By now, you’ve invested an incredible amount of time and effort, probably much more than you anticipated when you volunteered to host a carnival in the first place. You’ve aggregated up an awesome collection of posts, organized them in an ingenious fashion, and marketed your edition with the fervor of an evangelist. You’re about ready to put your feet up and call it a day, flush with the satisfaction of a job well-done, right? Well, you’d better think again…here come your guests!
Surprised? Remember, you’re trying to be a host with the most. What do hosts do but entertain guests? The purpose of your intense preparation was to ensure that things run smoothly at showtime. Effective promotion guaranteed that the event will be well-attended, but when it comes to a party, prep is merely prologue. Nobody judges a social event by the host’s industry before the guests arrive, but by his graciousness after they cross the threshhold.
If you’ve followed my advice up until now, you’ll find that your effort was hardly for naught. In essence, you’ve laid a wonderful platter for your guests’ enjoyment. The entertainment (content) will be center stage. All you need do now is freshen some drinks, in an entirely metaphorical sense, of course! Keep an eye on your site. Read comments if applicable. Check your e-mail. Your main responsibility once people start checking in on your carnival is to make sure they have unimpeded access to each and every post. That means you should be available to respond if something goes awry. For example, if your initial sweep for broken links (you did check to make sure each link was accurate, didn’t you?) let a bad one get through, you should be ready to fix it as soon as possible. The same applies for that unhappy happenstance when a submission gets snagged by a spam filter and fails to make it into the carnival. These things definitely occur and a good host will try to remedy the situation as close to instantaneously as possible. Alacrity is essential because the first day of a carnival is usually its most heavily trafficked period. Nobody returns to see if a link was repaired or a post added. Your responsibility to your guests and contributors is to make sure that the lines of communication between the two groups remains open at all times.
On that note, also check in frequently to make sure that your site loads as expected. A massive influx of new readers may not overwhelm your web server, but it could very well exceed your available bandwidth, especially if you have a graphics-heavy site on a bargain hosting plan. Again, if your site hangs up and a visitor gives up in frustration, that particular point of traffic is not coming back.
If you have the opportunity, you may also want to keep an eye on your referrer logs. You probably will whether I recommend it or not. But the reason you should from a hosting perspective is to see if visitors are coming from expected sites. If one of the regular referral sources fails to send over readers, a broken link may be to blame on that end.
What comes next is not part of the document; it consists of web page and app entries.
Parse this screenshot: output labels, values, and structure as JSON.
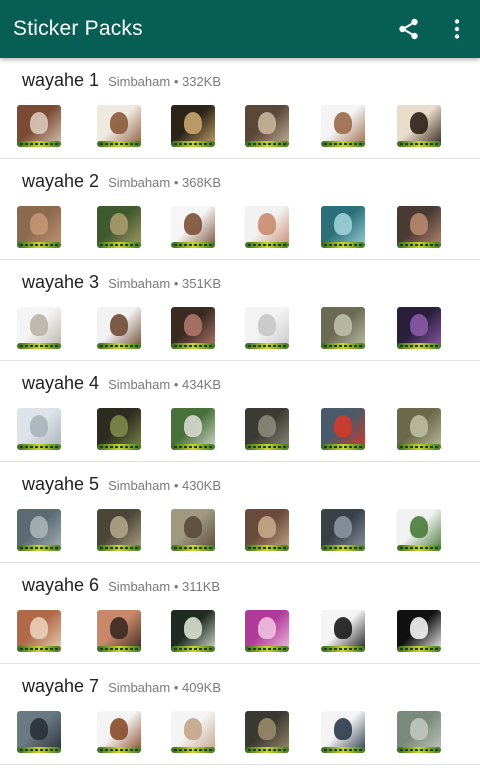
{
  "appbar": {
    "title": "Sticker Packs",
    "icons": [
      "share-icon",
      "more-vert-icon"
    ],
    "color": "#075e54"
  },
  "packs": [
    {
      "name": "wayahe 1",
      "author": "Simbaham",
      "size": "332KB",
      "stickers": [
        [
          "#7a4a34",
          "#d9c9b8"
        ],
        [
          "#efe9e0",
          "#8b5a3c"
        ],
        [
          "#2c2418",
          "#c8a46c"
        ],
        [
          "#5b4738",
          "#c9b49a"
        ],
        [
          "#f4f4f4",
          "#9b6a4a"
        ],
        [
          "#e9dccb",
          "#2d2016"
        ]
      ]
    },
    {
      "name": "wayahe 2",
      "author": "Simbaham",
      "size": "368KB",
      "stickers": [
        [
          "#8c6a4e",
          "#c49676"
        ],
        [
          "#3f5a2e",
          "#a89a6b"
        ],
        [
          "#f6f6f6",
          "#7d5036"
        ],
        [
          "#f2f2f2",
          "#c98b6e"
        ],
        [
          "#2a6f7a",
          "#9fd0d8"
        ],
        [
          "#4a3a35",
          "#b88a6e"
        ]
      ]
    },
    {
      "name": "wayahe 3",
      "author": "Simbaham",
      "size": "351KB",
      "stickers": [
        [
          "#f4f4f4",
          "#b9b2a8"
        ],
        [
          "#f2f2f2",
          "#6f4b35"
        ],
        [
          "#3a2b22",
          "#b0766a"
        ],
        [
          "#f3f3f3",
          "#c7c7c7"
        ],
        [
          "#6b6a52",
          "#bfbfa8"
        ],
        [
          "#2a1f3a",
          "#8a5aa8"
        ]
      ]
    },
    {
      "name": "wayahe 4",
      "author": "Simbaham",
      "size": "434KB",
      "stickers": [
        [
          "#dde3e8",
          "#a9b2ba"
        ],
        [
          "#2c2c20",
          "#7d8a4a"
        ],
        [
          "#48703a",
          "#d6d9cf"
        ],
        [
          "#3b3b33",
          "#8a8a7a"
        ],
        [
          "#4a5a6a",
          "#d23a2a"
        ],
        [
          "#6a6a4a",
          "#bdbda0"
        ]
      ]
    },
    {
      "name": "wayahe 5",
      "author": "Simbaham",
      "size": "430KB",
      "stickers": [
        [
          "#5a6b72",
          "#a8b4b8"
        ],
        [
          "#4c4538",
          "#b0a48a"
        ],
        [
          "#a09880",
          "#5a4a3a"
        ],
        [
          "#6a4a3a",
          "#c4a88a"
        ],
        [
          "#3a4048",
          "#8a95a0"
        ],
        [
          "#f2f2f2",
          "#4a7a3a"
        ]
      ]
    },
    {
      "name": "wayahe 6",
      "author": "Simbaham",
      "size": "311KB",
      "stickers": [
        [
          "#b06a4a",
          "#ead0b8"
        ],
        [
          "#c9886a",
          "#3a2a22"
        ],
        [
          "#1e2a22",
          "#d8e0d0"
        ],
        [
          "#b03a9a",
          "#f0c0e0"
        ],
        [
          "#f4f4f4",
          "#1a1a1a"
        ],
        [
          "#111111",
          "#f4f4f4"
        ]
      ]
    },
    {
      "name": "wayahe 7",
      "author": "Simbaham",
      "size": "409KB",
      "stickers": [
        [
          "#6a7a82",
          "#2a3038"
        ],
        [
          "#f4f4f4",
          "#8a4a2a"
        ],
        [
          "#f4f4f4",
          "#c4a48a"
        ],
        [
          "#3a3a32",
          "#9a8a6a"
        ],
        [
          "#f4f4f4",
          "#2a3a4a"
        ],
        [
          "#7a8a7a",
          "#c0c8c0"
        ]
      ]
    }
  ]
}
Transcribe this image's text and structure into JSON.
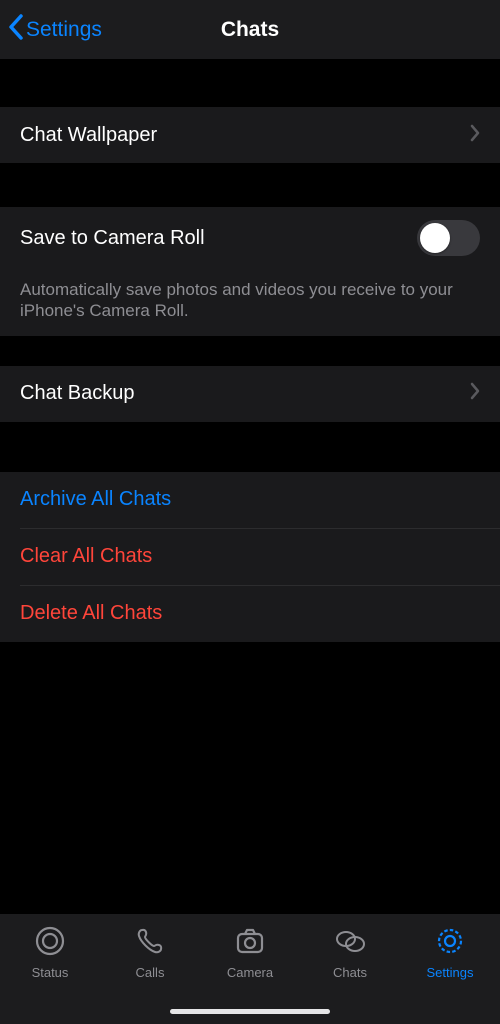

So, your job when the guests arrive is simply to be responsive. Keep all channels open and running smoothly. Fix any problems that arise and respond graciously when visitors shower you with compliments in your comments box. Then, once you’ve observed that everyone is having a fabulous time, you can finally relax. You’ve done it! Truly, you are the host with the most.